STOP THE COVER UP
Tuesday 10 October 2017, 5-7.30pm
Committee Room 12,
House of Commons, London SW1A OAA
“The inquiry needs to be open, transparent and accessible to the public. Nothing less will do. All of us must now act to ensure that it doesn’t slide towards a cover-up.”
– Baroness Doreen Lawrence mother of Stephen Lawrence and core participant in the Undercover Police Inquiry.
Chair: Naz Shah, MP for Bradford West
Confirmed speakers include:
- Baroness Jenny Jones
- Michael Mansfield QC, eminent Human Rights Lawyer and core participant at the Inquiry
- Imran Khan, Human Rights Solicitor representing some core participants at the Inquiry, including Baroness Lawrence
- Helen Steel, Police Spies Out of Lives and core participant at the Inquiry
- Rob Evans, Journalist at The Guardian and joint author of Undercover: The True Story of Britain’s Secret Police
- Stafford Scott, Tottenham Rights and core participant at the Inquiry
- Suresh Grover, The Monitoring Group and core participant at the Inquiry
The Undercover Policing Inquiry, established by the previous Home Secretary in March 2015 to examine police spying of protest and campaigning groups, is at a crossroads.

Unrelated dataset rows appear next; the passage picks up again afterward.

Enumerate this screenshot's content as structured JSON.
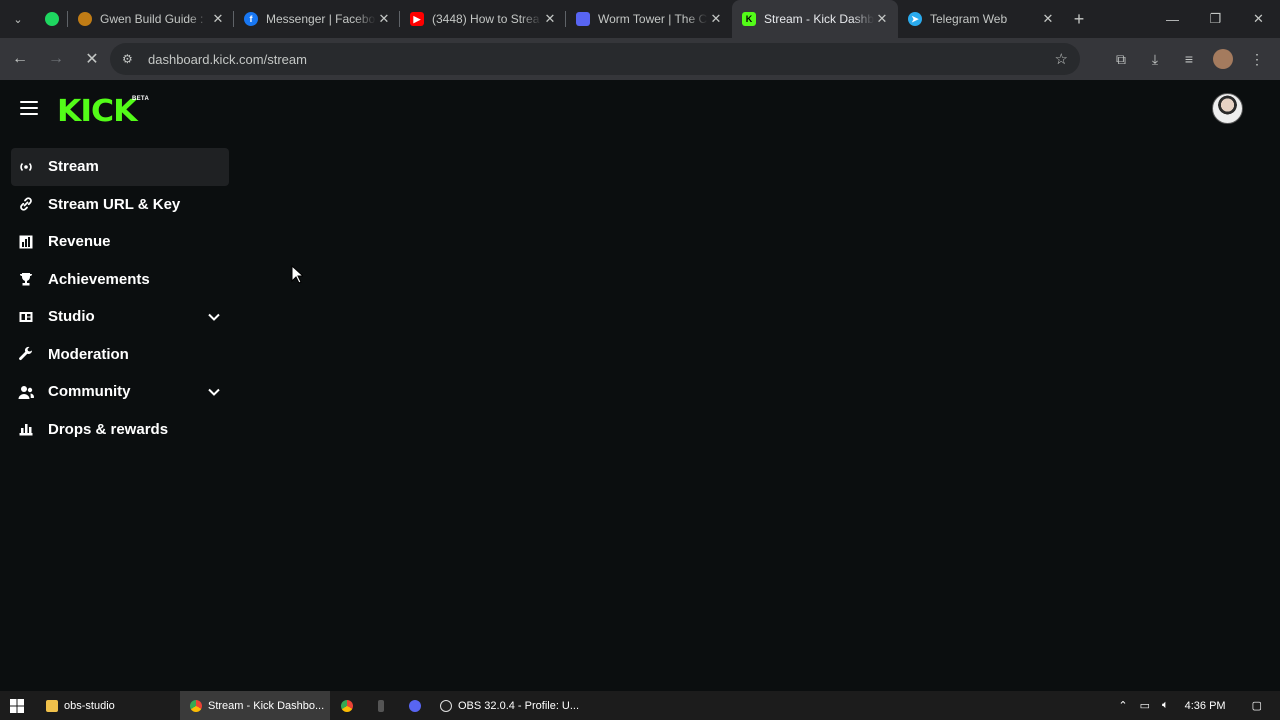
{
  "browser": {
    "tabs": [
      {
        "title": "",
        "icon": "spotify-icon",
        "color": "#1ed760"
      },
      {
        "title": "Gwen Build Guide :",
        "icon": "mobafire-icon",
        "color": "#c07c15"
      },
      {
        "title": "Messenger | Facebo",
        "icon": "facebook-icon",
        "color": "#1877f2"
      },
      {
        "title": "(3448) How to Strea",
        "icon": "youtube-icon",
        "color": "#ff0000"
      },
      {
        "title": "Worm Tower | The C",
        "icon": "discord-icon",
        "color": "#5865f2"
      },
      {
        "title": "Stream - Kick Dashb",
        "icon": "kick-icon",
        "color": "#53fc18",
        "active": true
      },
      {
        "title": "Telegram Web",
        "icon": "telegram-icon",
        "color": "#2aabee"
      }
    ],
    "url": "dashboard.kick.com/stream"
  },
  "page": {
    "logo_text": "KICK",
    "logo_badge": "BETA",
    "accent": "#53fc18",
    "nav": [
      {
        "label": "Stream",
        "icon": "broadcast-icon",
        "active": true
      },
      {
        "label": "Stream URL & Key",
        "icon": "link-icon"
      },
      {
        "label": "Revenue",
        "icon": "chart-icon"
      },
      {
        "label": "Achievements",
        "icon": "trophy-icon"
      },
      {
        "label": "Studio",
        "icon": "studio-icon",
        "expandable": true
      },
      {
        "label": "Moderation",
        "icon": "wrench-icon"
      },
      {
        "label": "Community",
        "icon": "people-icon",
        "expandable": true
      },
      {
        "label": "Drops & rewards",
        "icon": "gift-icon"
      }
    ]
  },
  "taskbar": {
    "items": [
      {
        "label": "obs-studio",
        "icon": "folder-icon"
      },
      {
        "label": "Stream - Kick Dashbo...",
        "icon": "chrome-icon",
        "active": true
      },
      {
        "label": "",
        "icon": "chrome-icon"
      },
      {
        "label": "",
        "icon": "app-icon"
      },
      {
        "label": "",
        "icon": "discord-icon"
      },
      {
        "label": "OBS 32.0.4 - Profile: U...",
        "icon": "obs-icon"
      }
    ],
    "clock": "4:36 PM"
  }
}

It can either remain open and transparent or, given the current approach of the new Chair, become secretive and unfair, especially to those directly affected and damaged by unlawful police spying.
Not only has the new Chair made unfair rulings on the identities of some undercover officers but also, in his latest legal note, he has failed to acknowledge and consider the fundamental principles of openness and fairness in a Judicial Inquiry established to allay serious public concerns.

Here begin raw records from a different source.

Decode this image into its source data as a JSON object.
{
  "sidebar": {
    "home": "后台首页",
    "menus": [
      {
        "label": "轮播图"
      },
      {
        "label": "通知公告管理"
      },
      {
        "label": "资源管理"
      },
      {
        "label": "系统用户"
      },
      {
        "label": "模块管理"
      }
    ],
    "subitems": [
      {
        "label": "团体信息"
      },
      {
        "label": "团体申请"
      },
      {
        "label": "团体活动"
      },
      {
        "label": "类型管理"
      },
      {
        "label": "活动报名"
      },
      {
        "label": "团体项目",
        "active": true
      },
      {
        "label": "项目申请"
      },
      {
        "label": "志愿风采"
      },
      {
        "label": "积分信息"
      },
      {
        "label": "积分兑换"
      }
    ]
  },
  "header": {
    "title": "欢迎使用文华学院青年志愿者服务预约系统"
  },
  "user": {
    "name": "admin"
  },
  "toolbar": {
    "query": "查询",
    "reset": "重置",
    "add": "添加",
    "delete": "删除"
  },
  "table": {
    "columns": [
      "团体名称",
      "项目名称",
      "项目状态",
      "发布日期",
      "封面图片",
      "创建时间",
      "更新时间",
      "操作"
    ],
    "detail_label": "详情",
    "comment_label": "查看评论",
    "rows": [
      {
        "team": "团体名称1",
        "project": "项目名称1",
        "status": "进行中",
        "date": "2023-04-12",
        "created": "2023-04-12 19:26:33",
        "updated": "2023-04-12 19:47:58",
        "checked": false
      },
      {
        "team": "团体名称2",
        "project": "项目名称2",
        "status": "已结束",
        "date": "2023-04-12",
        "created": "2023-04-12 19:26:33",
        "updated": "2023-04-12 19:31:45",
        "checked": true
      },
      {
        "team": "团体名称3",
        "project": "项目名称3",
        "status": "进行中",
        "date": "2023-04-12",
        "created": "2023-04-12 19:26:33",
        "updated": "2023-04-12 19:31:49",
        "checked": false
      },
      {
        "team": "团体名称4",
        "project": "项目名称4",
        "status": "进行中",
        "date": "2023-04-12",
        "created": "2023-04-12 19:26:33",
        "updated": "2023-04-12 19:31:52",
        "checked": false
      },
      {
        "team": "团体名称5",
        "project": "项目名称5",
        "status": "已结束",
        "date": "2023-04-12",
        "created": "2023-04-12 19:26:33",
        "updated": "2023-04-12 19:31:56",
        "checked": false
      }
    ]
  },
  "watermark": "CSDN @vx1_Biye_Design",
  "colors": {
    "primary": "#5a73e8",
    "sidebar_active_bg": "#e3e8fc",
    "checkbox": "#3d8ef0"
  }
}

Indeed the decision to establish this Inquiry in the first place was triggered by a combination of damning revelations of an ex-undercover officer turned whistleblower, Peter Francis, and the conclusions of an independent review of his allegations by Mark Ellison QC.
At that time the severity of public concern was acknowledged by the then-Home Secretary when she announced the Inquiry’s terms of reference, describing the undercover policing practices unearthed by Mark Ellison QC as “appalling” and “profoundly disturbing”.

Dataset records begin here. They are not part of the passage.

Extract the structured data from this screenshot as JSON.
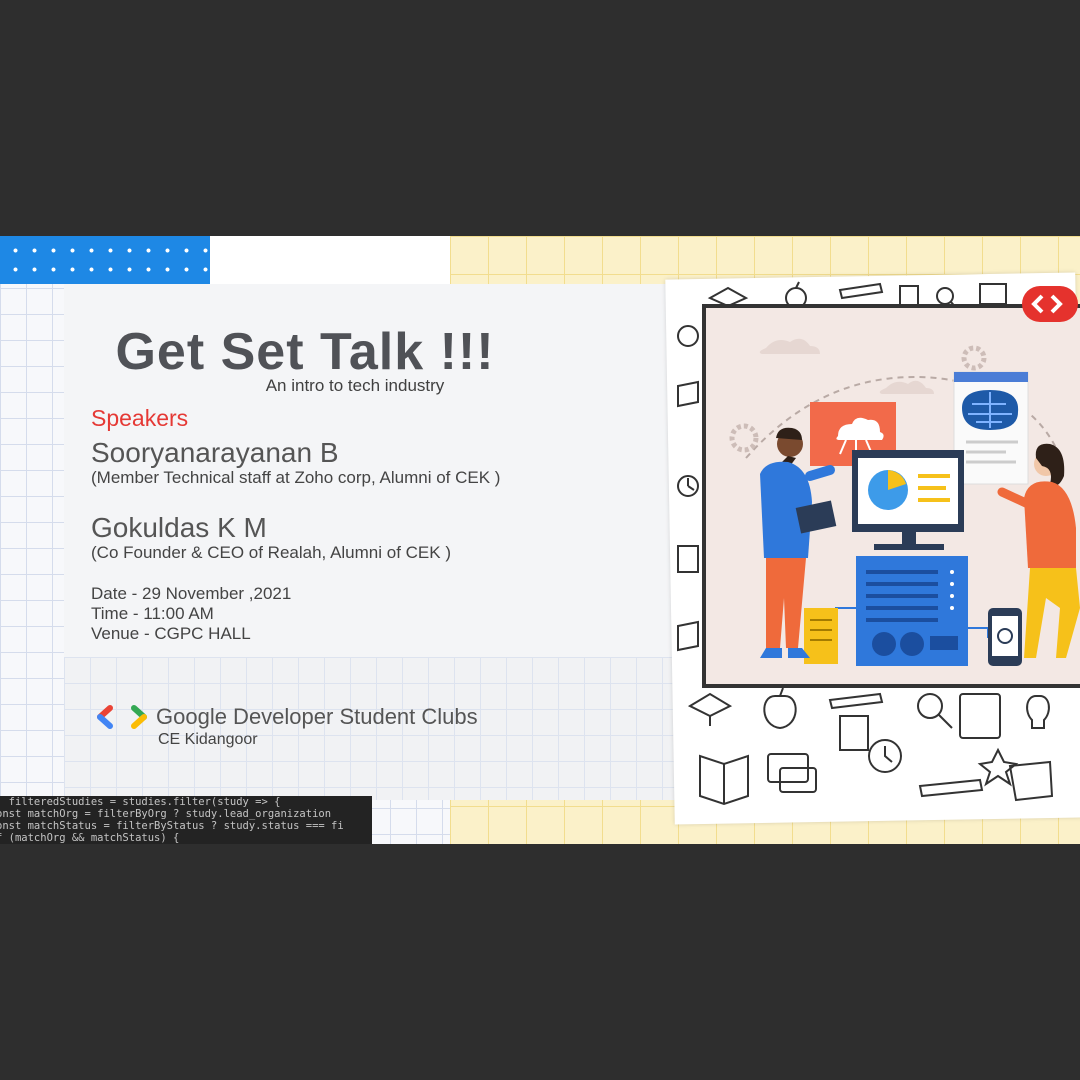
{
  "event": {
    "title": "Get Set Talk !!!",
    "subtitle": "An intro to tech industry",
    "speakers_label": "Speakers",
    "speakers": [
      {
        "name": "Sooryanarayanan B",
        "description": "(Member Technical staff at Zoho corp, Alumni of CEK )"
      },
      {
        "name": "Gokuldas K M",
        "description": "(Co Founder & CEO of Realah, Alumni of CEK )"
      }
    ],
    "date": "Date - 29 November ,2021",
    "time": "Time - 11:00 AM",
    "venue": "Venue - CGPC HALL"
  },
  "org": {
    "name": "Google Developer Student Clubs",
    "chapter": "CE Kidangoor",
    "logo_colors": {
      "blue": "#4285F4",
      "red": "#EA4335",
      "green": "#34A853",
      "yellow": "#FBBC04"
    }
  },
  "code_snippet": [
    "  filteredStudies = studies.filter(study => {",
    "onst matchOrg = filterByOrg ? study.lead_organization",
    "onst matchStatus = filterByStatus ? study.status === fi",
    "f (matchOrg && matchStatus) {"
  ],
  "colors": {
    "accent_red": "#e53935",
    "accent_blue": "#1e88e5",
    "text_gray": "#505257"
  }
}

The Ellison review had found the conduct of the Metropolitan Police Service in the context of the Stephen Lawrence Inquiry to be of such magnitude that “public disorder of a far more serious kind than anything envisaged by the original undercover deployment could well have resulted.”
There are other consequences too, some of an even more profound nature. Surely even the Metropolitan Police couldn’t justify the ‘unwitting’ nature of institutional racism when they deliberately deployed HN81 (identity number of a SDS police officer) to spy on the Lawrence family and campaign before and during the entire duration of the public Inquiry.
HN81 is known to have provided personal and campaigning information relating to the Lawrence family to a senior member of the Metropolitan Police’s Review team established to submit its response to the McPherson Inquiry. Shamefully, but not unsurprisingly, the Metropolitan Police now want this Inquiry to conduct a secret hearing on the identity of HN81 so that neither his real or covert name can be revealed to the affected core participants.
There are other alarm bells ringing too. Since its inception, over three years ago, it is still stuck at the preliminary stage due to the Metropolitan Police’s obstruction tactics. The delay has had an adverse impact on core participants affected by undercover policing who still haven’t received their police files and remain in the dark on the identities of officers who spied on them. The delay also means that we are two years behind schedule, and as a consequence, are unlikely to hear evidence until the middle of 2019.
The purpose of the meeting is not only to stop the slide towards a cover up in this Inquiry but also discuss the wider consequences for other Inquiries such as those established around the Grenfell Tower fire this year. Both these Inquires need to be open, transparent and accessible to the public in order to deliver real justice for the victims.
Please note that the meeting will start promptly at 5.15pm.
Please allow 30 minutes for security to enter the House of Commons.
If you wish to attend the meeting, please fill in the Eventbrite form and your booking will be confirmed by email.
The meeting has been jointly organised by The Monitoring Group and Black & Asian Justice Campaigns spied upon by undercover policing. Please continue to check our website (www.tmg-uk.org) for updates and confirmed speakers.